Fair use is a subject that comes up a lot with my copyright clients. Some of them think it’s a magic bullet that will defend them against all lawsuits (it’s not). Others are simply confused and want to know more about what it is and how it works.
Here are some frequently asked questions:
What is fair use?
In copyright law, anyone who uses a copyrighted work without permission has infringed on that person’s copyright. Fair use is the exception to that rule. Congress recognizes that some uses serve a public benefit and that public benefit outweighs the harm to the copyright owner. In addition, the use may be something that the copyright owner doesn’t want to give permission for – for example, a parody work that makes fun of the copyrighted work. So Congress wrote the fair use doctrine into the Copyright Act – if the use qualifies as fair use, then there’s no infringement, even if all the elements of infringement are met.
How do I know if my use qualifies as fair use?
Unfortunately, there is no “bright-line” rule that tells you what is fair use and what isn’t. Some uses are presumed to be fair (such as criticism, commentary, teaching, and news reporting), but those uses can still be considered infringing under the right circumstances. Fair use is decided on a case by case basis, which is another way of saying that you won’t know for sure if your use qualifies until after the lawsuit is over.
Is it fair use if I only use a certain number of words/seconds from the [book/poem/song/video]?
How much you take from the copyrighted work is a factor that the courts consider, but it is only one factor among several. To see the test that the courts use to decide fair use, please look at last month’s article, “The Do’s and Don’ts of Using Content from the Internet.”
Is it fair use if I give credit/attribution to the copyright owner? What about if I say I don’t have the rights to the work?
Short answer: no. Longer answer: Whether or not you give credit, or admit that you don’t have the rights, is not a factor the courts consider when deciding fair use (at least not officially). However, some copyright owners are more lenient if they are given credit, so it’s not a bad idea. A better idea is to ask permission or use the content the owner has released for others to use freely.

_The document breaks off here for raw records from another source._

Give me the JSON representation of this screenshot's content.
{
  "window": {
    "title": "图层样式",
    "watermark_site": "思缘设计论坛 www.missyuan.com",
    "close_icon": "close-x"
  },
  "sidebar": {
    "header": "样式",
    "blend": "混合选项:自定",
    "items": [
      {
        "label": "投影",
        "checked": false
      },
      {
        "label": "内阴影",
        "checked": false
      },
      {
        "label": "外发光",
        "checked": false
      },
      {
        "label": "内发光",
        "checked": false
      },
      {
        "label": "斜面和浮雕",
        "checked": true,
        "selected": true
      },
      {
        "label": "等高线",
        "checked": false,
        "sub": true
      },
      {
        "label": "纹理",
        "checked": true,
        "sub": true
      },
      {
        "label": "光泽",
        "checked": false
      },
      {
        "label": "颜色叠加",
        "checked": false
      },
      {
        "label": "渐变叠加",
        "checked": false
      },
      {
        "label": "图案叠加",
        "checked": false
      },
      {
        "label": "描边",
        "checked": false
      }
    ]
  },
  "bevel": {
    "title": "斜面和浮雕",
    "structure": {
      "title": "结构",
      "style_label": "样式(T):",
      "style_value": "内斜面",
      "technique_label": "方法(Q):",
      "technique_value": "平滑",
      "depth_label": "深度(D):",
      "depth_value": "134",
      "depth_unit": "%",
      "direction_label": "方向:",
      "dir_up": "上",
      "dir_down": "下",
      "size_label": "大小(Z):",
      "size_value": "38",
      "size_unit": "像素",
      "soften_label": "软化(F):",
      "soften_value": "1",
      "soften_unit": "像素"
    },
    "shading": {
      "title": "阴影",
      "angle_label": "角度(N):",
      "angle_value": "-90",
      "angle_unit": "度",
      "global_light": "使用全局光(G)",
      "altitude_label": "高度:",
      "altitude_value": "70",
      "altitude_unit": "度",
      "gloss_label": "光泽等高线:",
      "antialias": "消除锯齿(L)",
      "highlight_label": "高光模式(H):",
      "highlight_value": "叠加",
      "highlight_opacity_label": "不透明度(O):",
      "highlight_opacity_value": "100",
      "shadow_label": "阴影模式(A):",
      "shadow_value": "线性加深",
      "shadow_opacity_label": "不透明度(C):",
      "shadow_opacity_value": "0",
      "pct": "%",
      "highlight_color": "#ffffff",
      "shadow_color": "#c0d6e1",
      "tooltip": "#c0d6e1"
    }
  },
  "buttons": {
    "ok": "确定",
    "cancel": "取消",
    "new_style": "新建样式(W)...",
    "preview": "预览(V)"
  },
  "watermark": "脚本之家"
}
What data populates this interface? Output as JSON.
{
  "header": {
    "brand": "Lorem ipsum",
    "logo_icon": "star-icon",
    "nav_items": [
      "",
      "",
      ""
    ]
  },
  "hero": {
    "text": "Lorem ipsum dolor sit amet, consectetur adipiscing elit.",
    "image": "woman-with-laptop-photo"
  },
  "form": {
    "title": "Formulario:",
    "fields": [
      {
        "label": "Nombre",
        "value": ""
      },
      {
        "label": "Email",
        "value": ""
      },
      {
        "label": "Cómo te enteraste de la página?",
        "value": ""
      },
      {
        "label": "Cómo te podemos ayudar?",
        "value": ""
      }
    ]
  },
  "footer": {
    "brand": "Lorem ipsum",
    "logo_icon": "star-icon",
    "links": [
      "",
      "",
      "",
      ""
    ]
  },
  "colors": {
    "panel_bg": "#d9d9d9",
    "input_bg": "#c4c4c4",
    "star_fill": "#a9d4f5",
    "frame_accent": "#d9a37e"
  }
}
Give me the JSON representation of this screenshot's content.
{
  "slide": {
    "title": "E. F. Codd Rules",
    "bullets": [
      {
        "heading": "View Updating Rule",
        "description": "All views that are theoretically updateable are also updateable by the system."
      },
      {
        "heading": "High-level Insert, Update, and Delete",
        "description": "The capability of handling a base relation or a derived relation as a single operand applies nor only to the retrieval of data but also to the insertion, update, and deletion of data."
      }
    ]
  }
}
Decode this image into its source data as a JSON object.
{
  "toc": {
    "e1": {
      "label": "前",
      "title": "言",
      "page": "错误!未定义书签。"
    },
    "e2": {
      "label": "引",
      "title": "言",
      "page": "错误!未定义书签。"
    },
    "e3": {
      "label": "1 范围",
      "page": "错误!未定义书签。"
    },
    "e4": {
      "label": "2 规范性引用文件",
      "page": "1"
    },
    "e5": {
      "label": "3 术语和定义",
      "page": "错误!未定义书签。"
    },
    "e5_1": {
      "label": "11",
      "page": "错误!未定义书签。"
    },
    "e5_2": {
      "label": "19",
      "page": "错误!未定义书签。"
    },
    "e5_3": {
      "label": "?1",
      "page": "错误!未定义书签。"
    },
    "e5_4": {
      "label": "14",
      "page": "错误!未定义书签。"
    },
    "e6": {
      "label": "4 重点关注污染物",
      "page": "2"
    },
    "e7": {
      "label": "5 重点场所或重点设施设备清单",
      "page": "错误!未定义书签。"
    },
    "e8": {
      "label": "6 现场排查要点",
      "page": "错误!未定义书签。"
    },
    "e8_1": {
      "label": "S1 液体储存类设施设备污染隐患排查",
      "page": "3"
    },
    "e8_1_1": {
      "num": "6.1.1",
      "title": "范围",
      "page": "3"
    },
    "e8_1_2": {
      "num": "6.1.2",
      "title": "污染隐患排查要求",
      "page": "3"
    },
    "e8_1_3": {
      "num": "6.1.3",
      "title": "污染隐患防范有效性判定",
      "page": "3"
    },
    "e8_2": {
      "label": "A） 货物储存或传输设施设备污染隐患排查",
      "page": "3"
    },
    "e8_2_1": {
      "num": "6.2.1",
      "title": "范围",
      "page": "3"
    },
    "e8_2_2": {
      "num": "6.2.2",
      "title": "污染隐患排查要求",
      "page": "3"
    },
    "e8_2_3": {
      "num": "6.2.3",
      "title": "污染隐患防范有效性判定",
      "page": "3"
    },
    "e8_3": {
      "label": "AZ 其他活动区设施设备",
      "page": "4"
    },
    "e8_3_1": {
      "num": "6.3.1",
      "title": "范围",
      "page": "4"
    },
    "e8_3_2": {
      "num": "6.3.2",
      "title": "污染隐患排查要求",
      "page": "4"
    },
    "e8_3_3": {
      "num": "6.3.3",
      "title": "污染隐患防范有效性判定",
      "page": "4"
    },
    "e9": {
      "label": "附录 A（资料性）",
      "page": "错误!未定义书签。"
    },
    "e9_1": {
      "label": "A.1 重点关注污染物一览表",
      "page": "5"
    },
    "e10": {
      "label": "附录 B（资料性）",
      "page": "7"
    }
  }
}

Is it okay to write fanfiction?
For those unfamiliar with the term, fanfiction is when fans of a book, movie or television series write stories that take place in the universe of the original work – for example, if someone wrote a story about a new student at Hogwart’s or the untold adventures of the U.S.S. Enterprise. Now, fanfiction creates an interesting dilemma for copyright owners – on the one hand, creating new works is an exclusive right under copyright law, so fanfiction is copyright infringement. On the other hand, the fanfiction authors are huge fans of the copyright owner’s work, and going after them could alienate the copyright owner’s fan base. Most copyright owners turn a blind eye unless they feel a particular piece of fanfiction is a problem – usually, that happens when the fanfiction author is trying to make money from their fanfiction, or readers/viewers think the fanfiction is a legitimate part of the canon.
Of course, this is only the tip of the iceberg. If you have more questions about fair use, you are welcome to email me at [email protected].